Elsewhere I’ve written about choosing words that reflect the differences between a secondary-world culture and our own. Previously it was about husbands and wives in a matrifocal culture. This time, I want to ruminate about workers: apprentices, journeymen, and masters.
My craftspeople have the usual three-tiered classification of skill levels: apprentice (between 8-10 in my world), journeyman (around late teens to 20, possibly earlier or later because promotion depends on producing a high-quality test piece), and master (older, but definitely needing a “masterpiece” work). But I wasn’t happy with the connotations associated with some of the usual words for the ranks.

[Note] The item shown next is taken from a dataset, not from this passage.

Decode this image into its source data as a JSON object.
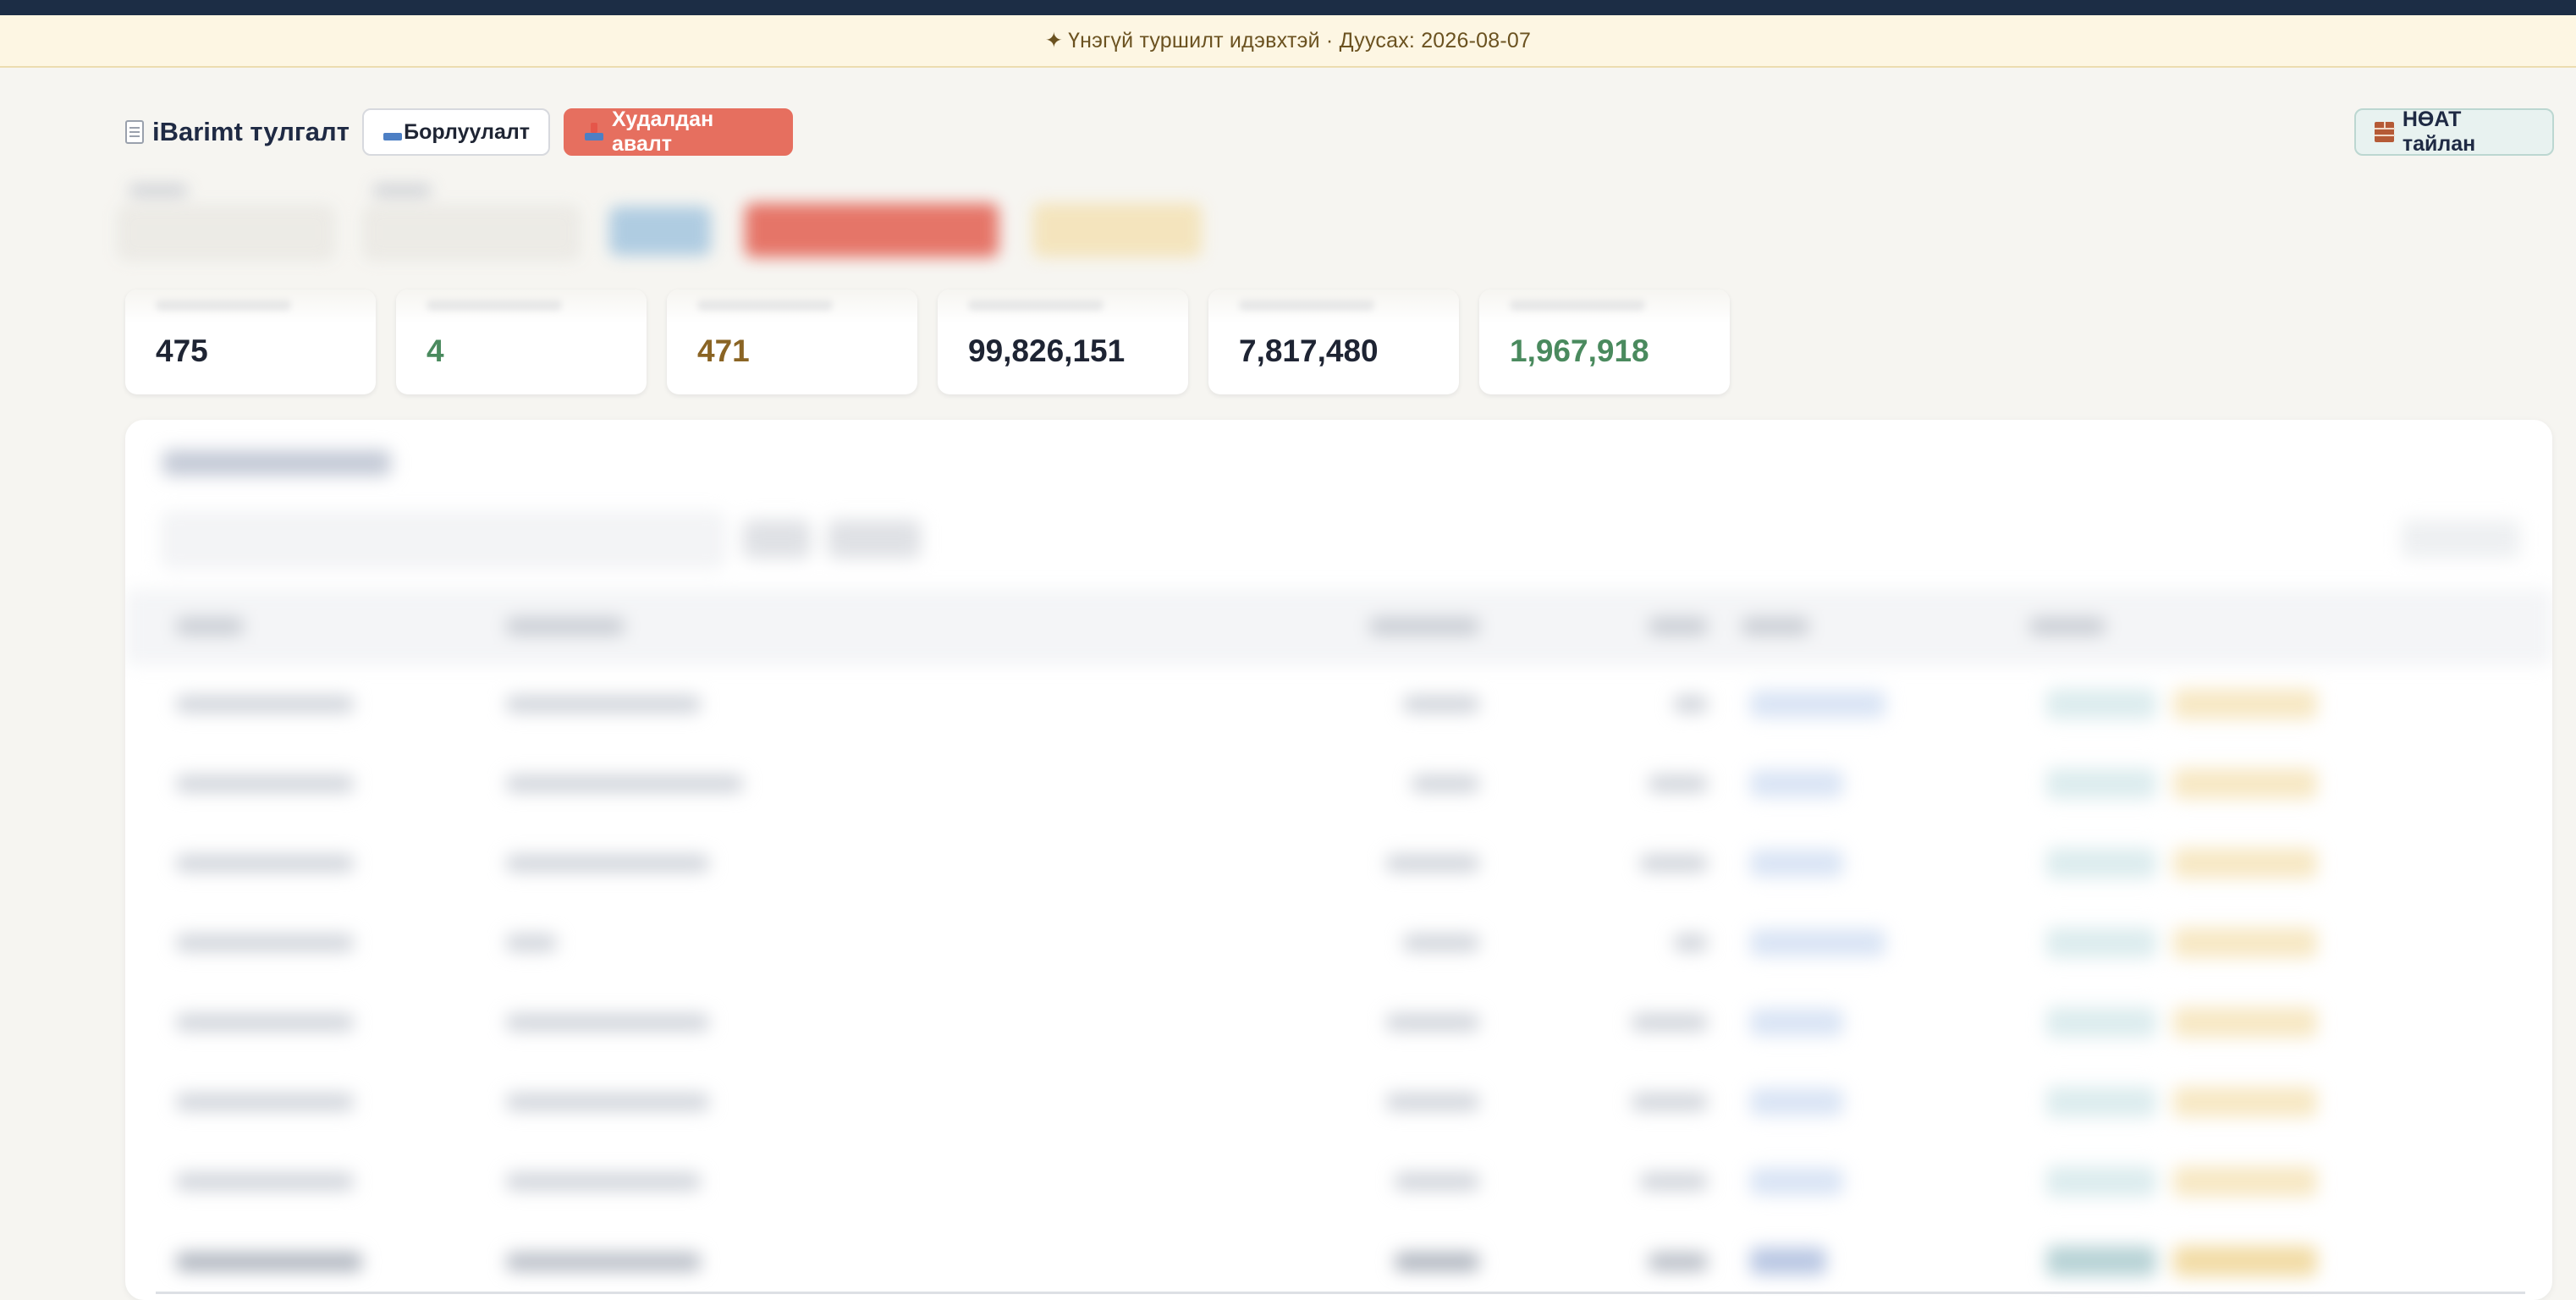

I didn’t feel comfortable having my egalitarian society use gendered words (at least, not in situations where I could think of a good alternative). I decided that I’d translate “journeyman” from its gendered Norman French roots into a neutral English one, so I called that role “day-worker.” The critical promotion to journeyman required a level of skill good enough to work unsupervised, and allowed them to be paid by the day (journée, “daily”).
Traditionally apprentices were “indentured,” meaning they were bound to their master for the duration of their contract. The word comes from the practice of duplicate contracts , which were “indented” by tearing off a corner so they could be matched up if there were any disputes about forgeries (hard to do with parchment, I imagine, but my source was about ancient Egypt, which had papyrus). I hadn’t thought about “apprentice” and “apprenticed” before writing this post, but am at the moment tending to go with “learnling” (if I want something a little different from what readers would expect) or just “beginner” for the noun. For “apprenticed” I might go with “bonded” though I’m undecided about whether the society has indentures at all. They might see learnlings as fostered instead of indentured.
And the reason for that is cultural: their society is peaceful and relatively egalitarian, and they have no concept of “masters” and “slaves.” Those foreign ideas are introduced by invaders, who are from a warlike patriarchal culture. I long ago read a speculation that the idea of enslaving people started with putting prisoners of war to involuntary work, and that subjugating parts of one’s own population arose from keeping foreign slaves. As with many things in speculative fiction, it doesn’t matter if that’s the way things actually happened on Earth, as long as it’s plausible in the fictional world.
So what would substitute for “master?” I’ve had two thoughts. For crafters, I could use “shaper” as the title of a truly expert member of the profession. I’ve already used the word “grand-shaper” in place of “grand-master” in the current partial draft. For teachers and people with authority over beginners I’ve pretty much settled on “mentor” such as “mentor of novices” and “craft-mentor.”
The current draft has a guild system, though I haven’t got far enough in researching these terms to find out whether guilds existed in the New Stone Age or Bronze Age; the sources I found in a quick search all refer to the Middle Ages. Traditionally guilds were organized to maintain standards, but they evolved to keep non-guild practitioners from entering the field.
For religious hierarchies the words we are used to for beginners are “novice” and “acolyte.” I could use learnling for beginners, but for the moment it doesn’t feel quite right. When I looked up “acolyte” I found old roots translatable as “follower.”
As with any worldbuilding, it’s easy to fall into the black hole of tome-writing. But in this case I wanted to “get it right” to convey in a very few words that this society differs in significant ways from ours. Besides, for a word freak, this is recreation almost as much as writing preparation.